Canadian businesses are bracing for a possible next wave of Russian sanctions after Moscow banned imports of key food products in an escalating economic war over the conflict in Ukraine.
Sanctions the Kremlin announced on Thursday could cost Canadian exporters about $600-million a year, with pork and shrimp exports bearing the brunt. Small quantities of fruit, vegetable and dairy exports are also affected.
With Prime Minister Stephen Harper vowing not to let “business interests” dictate his government’s foreign policy, Canadian exporters are worrying about whose products might be next.
“There are a number of other sectors that this sends a signal to, and they are concerned,” said Jayson Myers, president and chief executive of the Canadian Manufacturers and Exporters (CME), which represents thousands of companies. “There are other areas where we could be susceptible if this continues to escalate.”
Potential future targets are wheat, barley, commercial jets, energy and farm equipment, Mr. Myers said.
That worries Brad Nelson, general manager of Honey Bee Manufacturing Ltd. of Frontier, Sask., which makes grain harvesters. He said the showdown between Russia and the West over Ukraine has not affected sales yet, but it is stoking uncertainty.
“I’m always concerned about these things,” he said in an interview. “Sanctions start with something and end up with something else.”
Farm equipment manufacturer Schulte Industries Ltd. of Englefeld, Sask., has seen sales to Russia dry up in the past few months. “With the recent unrest and change in the exchange rate, we haven’t had any sales there,” president Greg Archibald said.
Clearwater Seafoods LP of Bedford, N.S., a leading shrimp exporter to Russia, said it could lose an export market that was worth nearly $16-million in 2013, representing about 3 per cent of its global business. “Any time you have these arbitrary sanctions announced that affect global trade, it creates dislocations,” president and chief executive Ian Smith said in an interview. “The greatest impact, unfortunately, will be on the Russian consumer.”
Russians will have fewer products on store shelves, and likely higher prices, he said.
Clearwater will find ready markets in Japan, China and Europe, said Mr. Smith, adding that the sanctions would have no “material” impact on the company. “The great thing right now for a [shrimp] harvester is that global supply is quite short,” he said.
The story is similar in the pork market due to disease outbreaks in several countries, including the United States, pointed out Martin Rice, executive director of the Canadian Pork Council. Those “tight” markets will allow Canadian producers to replace lost Russian sales.
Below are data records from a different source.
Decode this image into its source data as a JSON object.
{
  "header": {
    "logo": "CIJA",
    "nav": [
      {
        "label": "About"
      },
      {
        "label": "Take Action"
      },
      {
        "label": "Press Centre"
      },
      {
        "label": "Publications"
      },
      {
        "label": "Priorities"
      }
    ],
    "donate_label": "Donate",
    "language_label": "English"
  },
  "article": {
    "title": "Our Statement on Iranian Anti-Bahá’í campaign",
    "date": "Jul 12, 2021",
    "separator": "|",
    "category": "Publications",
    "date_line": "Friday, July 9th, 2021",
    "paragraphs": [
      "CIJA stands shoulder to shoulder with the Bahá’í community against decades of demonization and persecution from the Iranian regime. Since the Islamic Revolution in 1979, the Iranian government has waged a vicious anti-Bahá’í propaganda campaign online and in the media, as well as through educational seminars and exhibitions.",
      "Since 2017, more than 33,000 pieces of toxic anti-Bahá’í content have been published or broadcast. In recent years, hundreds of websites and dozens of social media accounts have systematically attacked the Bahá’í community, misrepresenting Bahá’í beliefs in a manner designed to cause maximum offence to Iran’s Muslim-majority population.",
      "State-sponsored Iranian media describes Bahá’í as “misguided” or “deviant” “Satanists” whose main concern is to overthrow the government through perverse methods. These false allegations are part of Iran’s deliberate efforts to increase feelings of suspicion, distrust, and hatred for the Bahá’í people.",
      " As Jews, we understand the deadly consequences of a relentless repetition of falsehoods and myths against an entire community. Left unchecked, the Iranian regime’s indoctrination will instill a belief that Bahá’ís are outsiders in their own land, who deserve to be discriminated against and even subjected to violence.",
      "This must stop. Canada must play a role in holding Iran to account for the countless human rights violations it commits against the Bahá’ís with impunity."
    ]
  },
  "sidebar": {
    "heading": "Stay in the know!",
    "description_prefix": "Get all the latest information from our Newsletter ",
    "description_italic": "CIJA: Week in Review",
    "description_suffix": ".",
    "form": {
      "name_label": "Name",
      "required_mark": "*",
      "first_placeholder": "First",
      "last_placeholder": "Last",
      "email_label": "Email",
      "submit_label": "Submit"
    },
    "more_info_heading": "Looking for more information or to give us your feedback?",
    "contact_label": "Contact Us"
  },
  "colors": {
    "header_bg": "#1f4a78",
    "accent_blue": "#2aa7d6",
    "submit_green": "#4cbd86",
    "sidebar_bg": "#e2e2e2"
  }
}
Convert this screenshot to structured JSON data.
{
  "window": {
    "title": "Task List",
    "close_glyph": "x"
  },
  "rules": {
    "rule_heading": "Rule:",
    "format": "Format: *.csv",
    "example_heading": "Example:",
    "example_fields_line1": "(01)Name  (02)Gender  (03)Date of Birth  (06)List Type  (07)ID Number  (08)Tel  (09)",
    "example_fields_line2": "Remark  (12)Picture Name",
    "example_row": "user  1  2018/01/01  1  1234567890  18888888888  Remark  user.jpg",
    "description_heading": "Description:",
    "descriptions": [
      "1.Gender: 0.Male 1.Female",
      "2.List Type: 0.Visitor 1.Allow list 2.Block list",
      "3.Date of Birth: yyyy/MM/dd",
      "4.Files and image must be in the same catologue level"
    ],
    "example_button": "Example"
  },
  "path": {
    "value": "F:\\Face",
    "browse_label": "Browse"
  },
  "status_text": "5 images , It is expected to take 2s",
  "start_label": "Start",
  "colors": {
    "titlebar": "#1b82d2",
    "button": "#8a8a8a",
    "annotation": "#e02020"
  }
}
Mr. Myers of the CME added that a spike in food prices in Russia could be good for Canadian exporters, barring further sanctions. He said Russia might have to bring back domestic farm subsidies, which could increase demand for imported farm equipment. “Let’s hope things don’t get out of hand,” he said.
Mr. Myers said exporters should protect themselves by diversifying markets and making sure they have political risk insurance. The CME is also asking Ottawa about short-term compensation for exporters caught up in sanctions.
In a statement on Thursday, the Prime Minister’s Office said impact on Canadian trade was considered when the government introduced new sanctions against Russia on Wednesday.
The PMO said in a statement Russia’s move shows Russian President Vladimir Putin is becoming desperate.
“While these actions only demonstrate Putin’s increasing desperation, Canada will continue to monitor developments closely and ensure that information on any Russian economy measures which target Canada is relayed to Canadian industry as required,” the PMO said.
The Russian sanctions – aimed at Canada, the U.S. and Europe – include a one-year ban on beef, pork, poultry, smoked meats, fish, shellfish, dairy products, vegetables, fruits, nuts and sausages.
In 2012, Canada exported $492-million worth of pork to Russia, making it the industry’s third largest export market after the United States and Japan. Pork accounts for nearly 90 per cent of Canadian agri-food exports to Russia. Canada also sold $108.5-million worth of seafood and less than $10-million worth of fruit, vegetables and dairy products. Of concern down the road are the nearly $400-million a year in Canadian machinery and equipment sales to Russia and the $240-million worth of of jets and other transportation equipment.
Russia is also considering banning commercial airlines from its airspace, affecting so-called overflight rights needed to take the shortest route to Asia. The measure is believed to be aimed largely at European airlines and will not likely affect Air Canada. The Canadian carrier does not fly between Canada and Russia, and said on Thursday that its scheduled flight paths do not go over Russia.
With reports from Brent Jang and Josh Wingrove